Today marks the 150th anniversary of the Battle of Antietam, the bloodiest day of the Civil War and one of the most important military operations of the conflict. The battle forced Confederate Gen. Robert E. Lee to retreat back to Southern soil, giving a timely boost to Northern morale and emboldening President Abraham Lincoln to issue the preliminary Emancipation Proclamation announcing his decision to free the slaves in areas of rebellion.
The Battle of Antietam stamp features a reproduction of an 1887 painting by Thure de Thulstrup. The painting was one of a series of popular prints commissioned in the 1880s by Boston publisher Louis Prang & Co. to commemorate the Civil War.
During the summer of 1862, Confederate forces rebounded from a series of setbacks that had them teetering on the edge of defeat earlier in the year. The South’s victory in Northern Virginia at Second Bull Run, in late August, especially reversed the tide of the war. Whereas earlier Union Gen. George B. McClellan and his Army of the Potomac seemed poised to strike at the Confederacy’s capital at Richmond, Virginia, now Confederate Gen. Robert E. Lee and his Army of Northern Virginia were on the offensive.
In early September, Lee decided to build on the momentum of Second Bull Run by invading the North. A victory in Maryland, where he hoped to rally southern sympathizers to his side, might finally convince Britain and France to recognize the Confederate States of America.
To prevent such a calamity, President Abraham Lincoln ordered McClellan to pursue Lee after his army crossed the Potomac River into Maryland. Lincoln saw an opportunity to take advantage of Lee’s vulnerability as his army moved away from its home base. With superior numbers and the good fortune of obtaining a copy of Lee’s strategic plans, McClellan had advantages that gave Lee pause. But Lee was reluctant to retreat, and—bolstered by news that Confederate General Thomas “Stonewall” Jackson had captured Harpers Ferry—decided to confront McClellan and concentrate his forces along the banks of Antietam Creek, near Sharpsburg, Maryland. It was this fateful decision that led to the bloodiest day of the Civil War, on September 17, 1862.

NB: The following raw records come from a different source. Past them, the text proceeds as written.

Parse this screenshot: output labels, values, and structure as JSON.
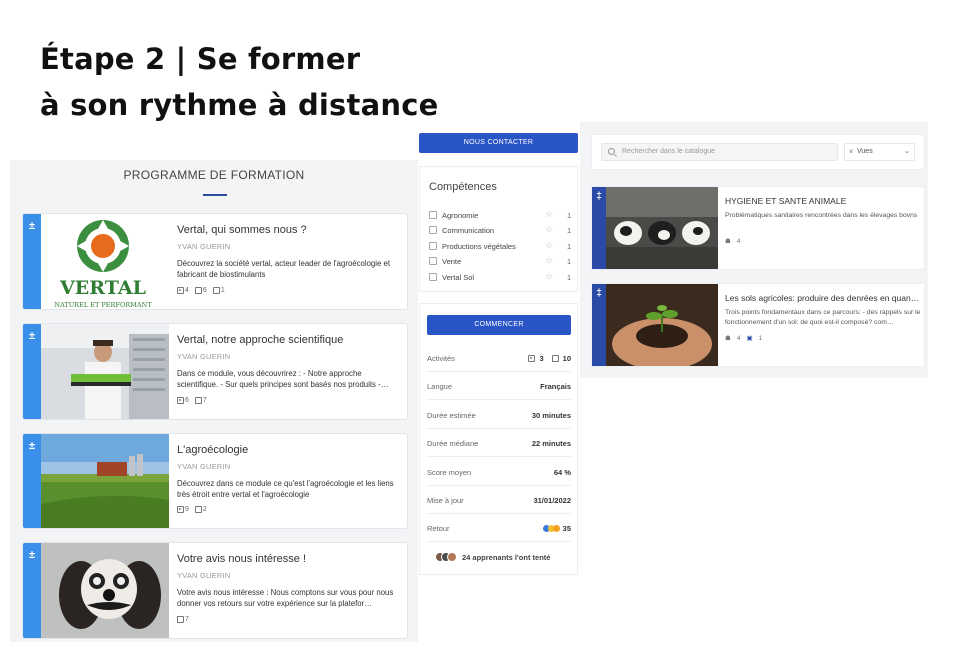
{
  "headline": {
    "line1": "Étape 2 | Se former",
    "line2": "à son rythme à distance"
  },
  "programme": {
    "title": "PROGRAMME DE FORMATION",
    "modules": [
      {
        "title": "Vertal, qui sommes nous ?",
        "author": "YVAN GUERIN",
        "desc": "Découvrez la société vertal, acteur leader de l'agroécologie et fabricant de biostimulants",
        "stats": [
          "4",
          "6",
          "1"
        ],
        "logo_text": "VERTAL",
        "logo_sub": "NATUREL ET PERFORMANT"
      },
      {
        "title": "Vertal, notre approche scientifique",
        "author": "YVAN GUERIN",
        "desc": "Dans ce module, vous découvrirez : - Notre approche scientifique. - Sur quels principes sont basés nos produits -…",
        "stats": [
          "6",
          "7"
        ]
      },
      {
        "title": "L'agroécologie",
        "author": "YVAN GUERIN",
        "desc": "Découvrez dans ce module ce qu'est l'agroécologie et les liens très étroit entre vertal et l'agroécologie",
        "stats": [
          "9",
          "2"
        ]
      },
      {
        "title": "Votre avis nous intéresse !",
        "author": "YVAN GUERIN",
        "desc": "Votre avis nous intéresse : Nous comptons sur vous pour nous donner vos retours sur votre expérience sur la platefor…",
        "stats": [
          "7"
        ]
      }
    ]
  },
  "contact": {
    "label": "NOUS CONTACTER"
  },
  "competences": {
    "title": "Compétences",
    "items": [
      {
        "label": "Agronomie",
        "count": "1"
      },
      {
        "label": "Communication",
        "count": "1"
      },
      {
        "label": "Productions végétales",
        "count": "1"
      },
      {
        "label": "Vente",
        "count": "1"
      },
      {
        "label": "Vertal Sol",
        "count": "1"
      }
    ]
  },
  "info": {
    "start_label": "COMMENCER",
    "activites_label": "Activités",
    "activites_a": "3",
    "activites_b": "10",
    "rows": [
      {
        "k": "Langue",
        "v": "Français"
      },
      {
        "k": "Durée estimée",
        "v": "30 minutes"
      },
      {
        "k": "Durée médiane",
        "v": "22 minutes"
      },
      {
        "k": "Score moyen",
        "v": "64 %"
      },
      {
        "k": "Mise à jour",
        "v": "31/01/2022"
      }
    ],
    "retour_label": "Retour",
    "retour_value": "35",
    "learners": "24 apprenants l'ont tenté"
  },
  "catalogue": {
    "search_placeholder": "Rechercher dans le catalogue",
    "filter_value": "Vues",
    "items": [
      {
        "title": "HYGIENE ET SANTE ANIMALE",
        "desc": "Problématiques sanitaires rencontrées dans les élevages bovns",
        "meta": [
          "4"
        ]
      },
      {
        "title": "Les sols agricoles: produire des denrées en quan…",
        "desc": "Trois points fondamentaux dans ce parcours: - des rappels sur le fonctionnement d'un sol: de quoi est-il composé? com…",
        "meta": [
          "4",
          "1"
        ]
      }
    ]
  },
  "colors": {
    "primary": "#2a55c7",
    "module_bar": "#3a8fe8",
    "catalogue_bar": "#2a4aa8",
    "brand_green": "#2e7d32"
  }
}
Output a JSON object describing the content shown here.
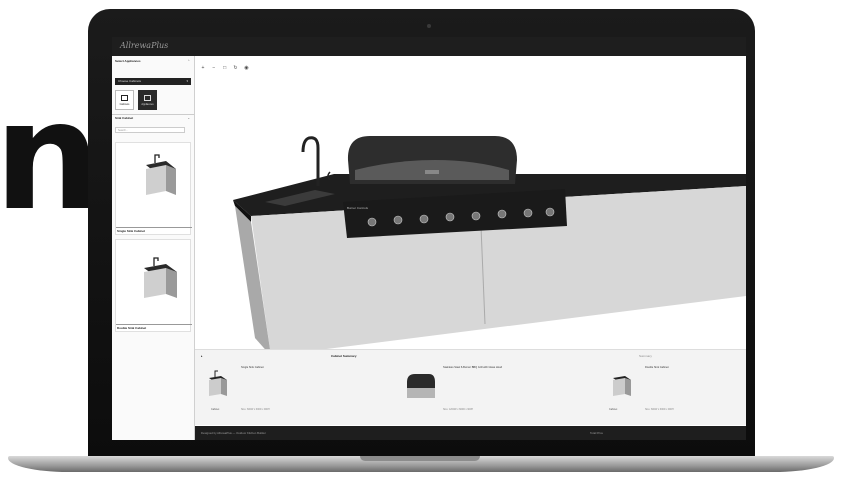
{
  "hero_letter": "n",
  "app": {
    "logo": "AllrewaPlus"
  },
  "sidebar": {
    "select_heading": "Select Appliances",
    "dropdown_value": "Choose Cabinets",
    "tabs": [
      {
        "label": "Cabinets",
        "icon": "cabinet-icon",
        "active": false
      },
      {
        "label": "Appliances",
        "icon": "appliance-icon",
        "active": true
      }
    ],
    "section_heading": "Sink Cabinet",
    "search_placeholder": "Search...",
    "cards": [
      {
        "label": "Single Sink Cabinet"
      },
      {
        "label": "Double Sink Cabinet"
      }
    ]
  },
  "toolbar": {
    "tools": [
      "zoom-in-icon",
      "zoom-out-icon",
      "fit-icon",
      "rotate-icon",
      "camera-icon"
    ]
  },
  "scene": {
    "control_panel_label": "Burner Controls"
  },
  "bottom_panel": {
    "tab_active": "Cabinet Summary",
    "tab_right": "Summary",
    "products": [
      {
        "name": "Single Sink Cabinet",
        "tag": "Cabinet",
        "meta": "Size: 600W x 600D x 900H"
      },
      {
        "name": "Stainless Steel 6-Burner BBQ Grill with Glass Hood",
        "tag": "",
        "meta": "Size: 1200W x 600D x 900H"
      },
      {
        "name": "Double Sink Cabinet",
        "tag": "Cabinet",
        "meta": "Size: 600W x 600D x 900H"
      }
    ]
  },
  "status_bar": {
    "left": "Designed by AllrewaPlus — Outdoor Kitchen Builder",
    "right": "Total Price"
  }
}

The Battle of Antietam began at dawn, with Union troops outnumbering the Confederates by two to one. The ever-cautious McClellan believed, however, that his forces were outnumbered, so he kept a large number of troops in reserve. He attacked Lee’s forces piecemeal rather than all at once, allowing Lee to shift troops around to meet the different threats. Union soldiers were attacking the right flank of Lee’s army late in the afternoon when Confederate reinforcements arrived from Harpers Ferry and mounted a counterattack. With more than a quarter of his troops killed or wounded in the battle, Lee withdrew from the field and retreated to Virginia during the night of September 18.
The soldiers on both sides were said to have fought like there was no tomorrow, in settings later memorialized as Bloody Lane, the Cornfield, and Burnside’s Bridge. Photographer Mathew Brady vividly captured and exhibited the gruesome consequences of the battle. As the New York Times reported, “Mr. Brady has done something to bring home to us the terrible reality and earnestness of war. If he has not brought bodies and laid them in our door-yards and along the streets, he has done something very like it.”
Although the Union victory was limited—McClellan failed to pursue and crush Lee’s troops as they retreated—the Battle of Antietam was one of the most important military operations of the Civil War. Aside from forestalling foreign recognition of the Confederate states, the battle gave a tremendous boost to Northern morale. The New York Times, for example, exulted that September 17 would “hereafter be looked upon as an epoch in the history of the rebellion, from which will date the inauguration of its downfall.”
The Battle of Antietam stamp was issued earlier this year, along with a stamp depicting the Battle of New Orleans, as part of a series commemorating the 150th anniversary of the Civil War, which engulfed the nation from 1861 to 1865. A souvenir sheet of two stamp designs is being issued through 2015 for each year of the war.